In 1975, after a century of colonial rule in Western Sahara, Spain agreed to partition the colony between Morocco and Mauritania without consulting the local popluations. The pro-independence Polisario Front, backed by Algeria, opposed the secret deal. It launched an armed liberation struggle and declared the independent Saharan Arab Democratic Republic.
In 1978, weary of fighting the insurgents, Mauritania renounced its territorial claims but Morocco then took control of the entire territory. Polisario continued to fight against Moroccan forces until 1991, when the UN brokered a ceasefire and outlined a settlement plan, calling for a referendum on independence. The UN also established MINURSO, the United Nations Mission for a Referendum in Western Sahara, to monitor and implement the peace plan.
Although both Morocco and the Polisario accepted the plan, the referendum did not take place due to disagreement over voter identification. Eyeing Western Sahara's rich phosphate mines, fishing resources and potential oil reserves, Morocco insisted that some of its nationals be allowed to vote in the referendum and it delayed talks aimed at resolving the issues. Strong economic and security relations of both the US and France with Morocco prompted these two big powers to adopt pro-Morocco positions.
In 2001, UN special envoy James Baker, a former US Secretary of State, proposed a new "Framework Agreement," giving five years of autonomy to Sahara within Morocco, followed by a referendum. While the US and France backed the proposal, the Polisario rejected it. In 2004, the UN Security Council reaffirmed its support for the 1991 UN settlement plan, allowing the people of Western Sahara to determine the future of the disputed territory in a referendum.
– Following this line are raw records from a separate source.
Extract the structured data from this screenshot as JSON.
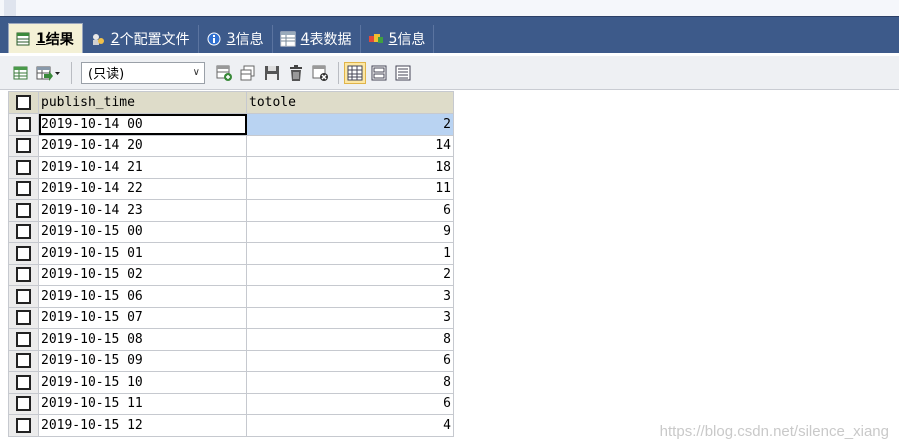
{
  "tabs": [
    {
      "num": "1",
      "label": " 结果",
      "active": true,
      "icon": "result-grid-icon"
    },
    {
      "num": "2",
      "label": " 个配置文件",
      "active": false,
      "icon": "profile-icon"
    },
    {
      "num": "3",
      "label": " 信息",
      "active": false,
      "icon": "info-icon"
    },
    {
      "num": "4",
      "label": " 表数据",
      "active": false,
      "icon": "table-data-icon"
    },
    {
      "num": "5",
      "label": " 信息",
      "active": false,
      "icon": "info2-icon"
    }
  ],
  "toolbar": {
    "mode_value": "(只读)"
  },
  "grid": {
    "columns": [
      "publish_time",
      "totole"
    ],
    "rows": [
      [
        "2019-10-14 00",
        "2"
      ],
      [
        "2019-10-14 20",
        "14"
      ],
      [
        "2019-10-14 21",
        "18"
      ],
      [
        "2019-10-14 22",
        "11"
      ],
      [
        "2019-10-14 23",
        "6"
      ],
      [
        "2019-10-15 00",
        "9"
      ],
      [
        "2019-10-15 01",
        "1"
      ],
      [
        "2019-10-15 02",
        "2"
      ],
      [
        "2019-10-15 06",
        "3"
      ],
      [
        "2019-10-15 07",
        "3"
      ],
      [
        "2019-10-15 08",
        "8"
      ],
      [
        "2019-10-15 09",
        "6"
      ],
      [
        "2019-10-15 10",
        "8"
      ],
      [
        "2019-10-15 11",
        "6"
      ],
      [
        "2019-10-15 12",
        "4"
      ]
    ]
  },
  "watermark": "https://blog.csdn.net/silence_xiang",
  "colors": {
    "tabbar_bg": "#3d5a8a",
    "active_tab_bg": "#f4f1d6",
    "header_bg": "#dedcc9",
    "selected_cell_bg": "#b9d3f2"
  }
}
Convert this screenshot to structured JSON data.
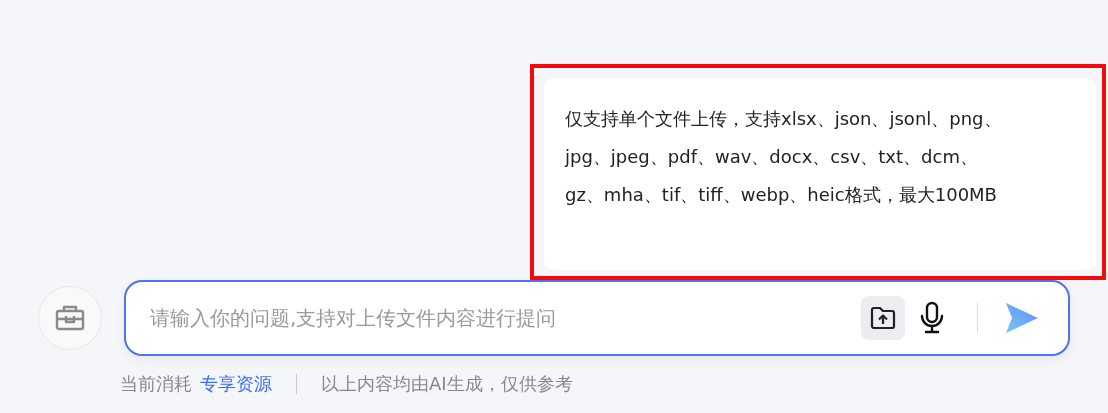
{
  "tooltip": {
    "text": "仅支持单个文件上传，支持xlsx、json、jsonl、png、jpg、jpeg、pdf、wav、docx、csv、txt、dcm、gz、mha、tif、tiff、webp、heic格式，最大100MB"
  },
  "input": {
    "placeholder": "请输入你的问题,支持对上传文件内容进行提问"
  },
  "footer": {
    "usage_label": "当前消耗",
    "usage_link": "专享资源",
    "disclaimer": "以上内容均由AI生成，仅供参考"
  }
}
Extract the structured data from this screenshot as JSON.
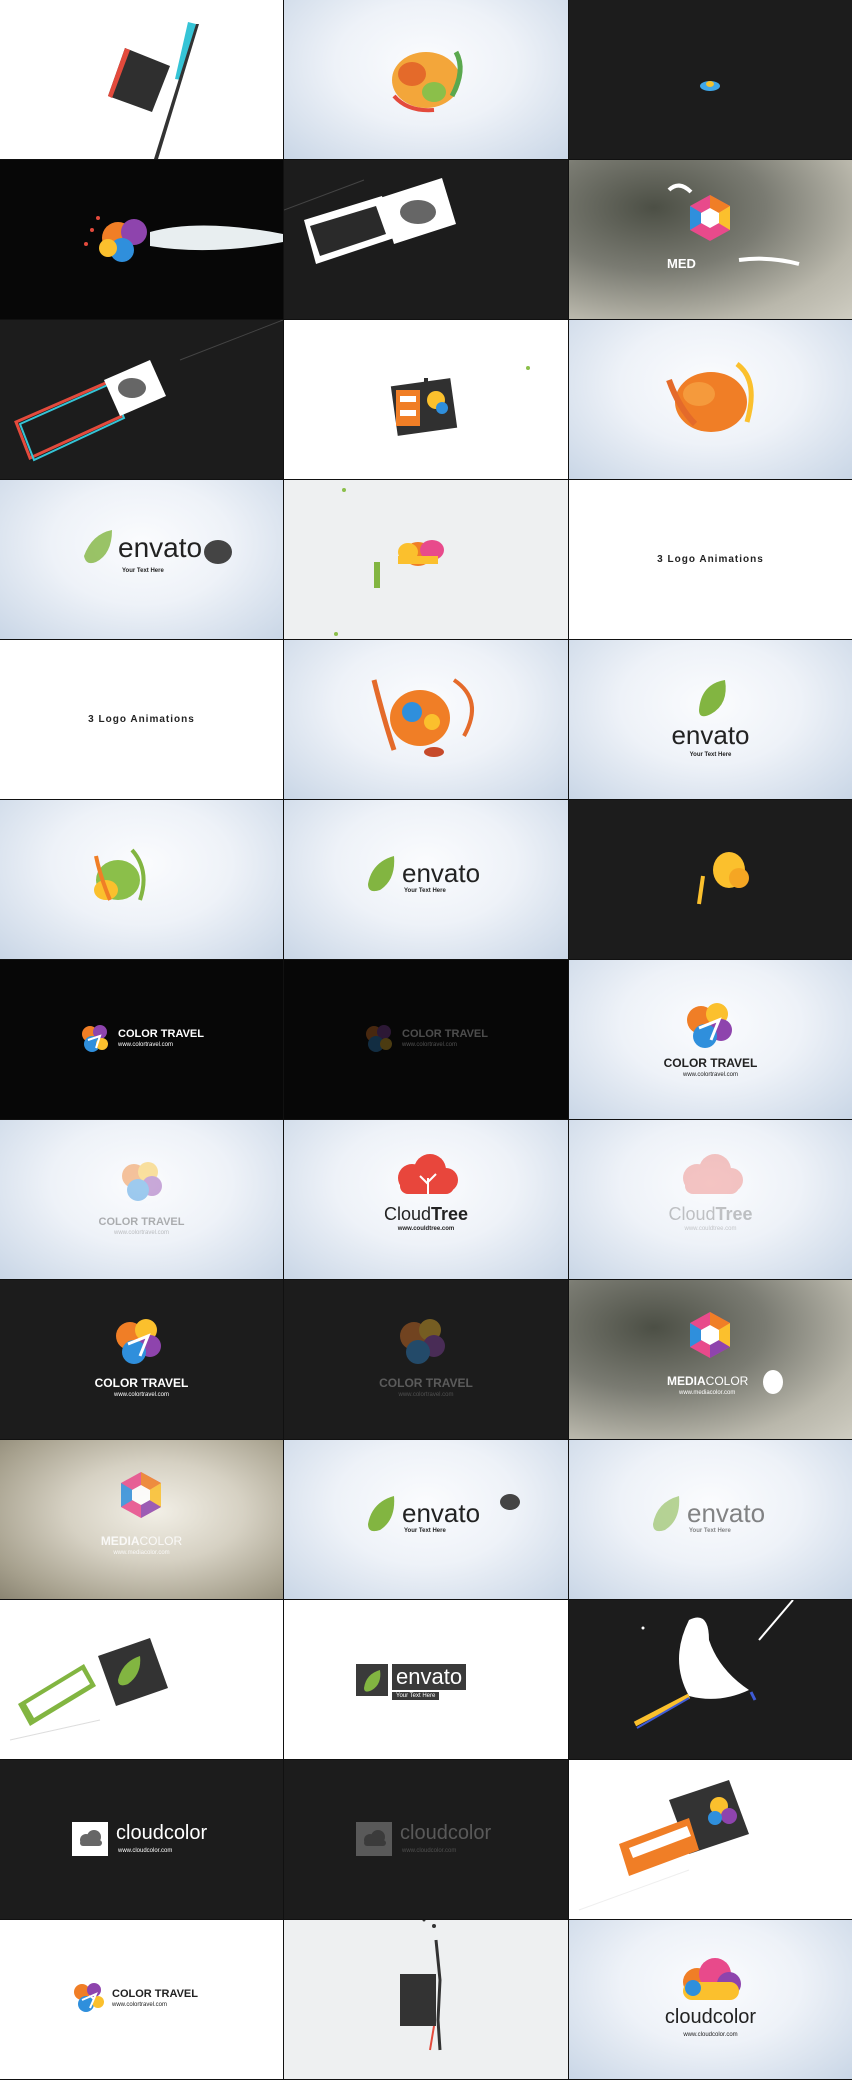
{
  "texts": {
    "envato": "envato",
    "your_text_here": "Your Text Here",
    "three_logo_animations": "3 Logo Animations",
    "color_travel": "COLOR TRAVEL",
    "colortravel_url": "www.colortravel.com",
    "cloudtree_cloud": "Cloud",
    "cloudtree_tree": "Tree",
    "cloudtree_url": "www.couldtree.com",
    "mediacolor_media": "MEDIA",
    "mediacolor_color": "COLOR",
    "mediacolor_partial": "MED",
    "mediacolor_url": "www.mediacolor.com",
    "cloudcolor": "cloudcolor",
    "cloudcolor_url": "www.cloudcolor.com"
  },
  "colors": {
    "envato_green": "#82b541",
    "cloud_red": "#e8463c",
    "orange": "#f07e26",
    "yellow": "#fbc02d",
    "blue": "#2f8fdc",
    "purple": "#8e44ad",
    "pink": "#e84a8b",
    "dark_card": "#3a3a3a"
  }
}
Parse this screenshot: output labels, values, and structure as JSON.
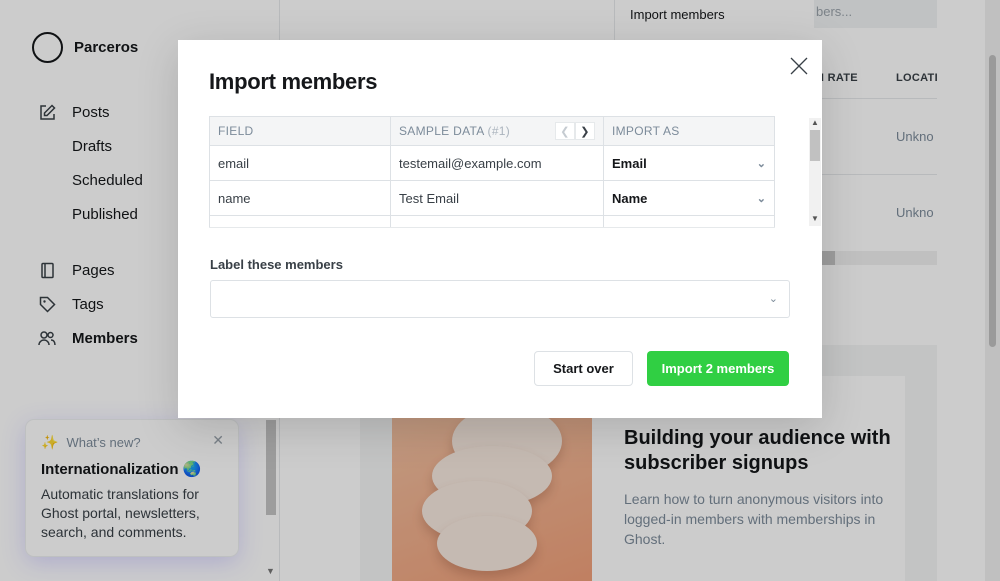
{
  "sidebar": {
    "brand_name": "Parceros",
    "nav": [
      {
        "label": "Posts",
        "icon": "edit-icon"
      },
      {
        "label": "Drafts"
      },
      {
        "label": "Scheduled"
      },
      {
        "label": "Published"
      },
      {
        "label": "Pages",
        "icon": "page-icon"
      },
      {
        "label": "Tags",
        "icon": "tag-icon"
      },
      {
        "label": "Members",
        "icon": "members-icon",
        "active": true
      }
    ],
    "whats_new": {
      "heading": "What’s new?",
      "title": "Internationalization 🌏",
      "text": "Automatic translations for Ghost portal, newsletters, search, and comments."
    }
  },
  "background": {
    "menu_item": "Import members",
    "search_placeholder": "bers...",
    "col_open_rate": "N RATE",
    "col_location": "LOCATI",
    "location_values": [
      "Unkno",
      "Unkno"
    ],
    "promo_title": "Building your audience with subscriber signups",
    "promo_text": "Learn how to turn anonymous visitors into logged-in members with memberships in Ghost."
  },
  "modal": {
    "title": "Import members",
    "table": {
      "headers": {
        "field": "FIELD",
        "sample": "SAMPLE DATA",
        "sample_index": "(#1)",
        "import_as": "IMPORT AS"
      },
      "rows": [
        {
          "field": "email",
          "sample": "testemail@example.com",
          "import_as": "Email"
        },
        {
          "field": "name",
          "sample": "Test Email",
          "import_as": "Name"
        }
      ]
    },
    "label_title": "Label these members",
    "start_over": "Start over",
    "import_button": "Import 2 members"
  },
  "colors": {
    "accent_green": "#30cf43",
    "text_dark": "#15171a",
    "muted": "#7c8b9a"
  }
}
May 2005 saw Sahrawi demonstrations openly calling for independence. The Security Council passed Resolution 1720 in October 2006 reaffirming commitment to self-determination but stopped short of coercing Morocco to grant independence. In February 2007, Morocco advised France, the US, Spain and Great Britain on its plan for autonomy and submitted a written proposal to the Security Council in April 2007. UN-mediated talks outside of New York during the summer of 2007 ended inconclusively, with Polisario rejecting any solution short of a referendum for independence.
UN Documents | Articles
A report by the Secretary General on the situation in Western Sahara states that “consolidation of the status quo is not an acceptable outcome.” On April 20, 2009, the Security Council extended the mandate for the UN Mission for the Referendum in Western Sahara (MINURSO) for another year. The unanimously backed Resolution 1871 calls for continued negotiations surrounding a lasting political solution, including self-determination for the people of Western Sahara. Since Morocco took over Western Sahara in 1978, the Polisario Frontas has struggled for the territory’s independence.
Although there has been a lack of progress in negotiations between pro-independence Polasario Front and Morocco on the future of Western Sahara, the Security Council adopted Resolution 1813 extending the UN referendum mission (MINURSO) until April 30, 2009. The Resolution reiterates the Secretary General's demand that the two sides negotiate "without precondition and in good faith" to implement an independence poll for the people of Western Sahara.
Despite the presence of a UN referendum mission in Western Sahara (MINURSO), there has been little progress towards the implementation of an independence poll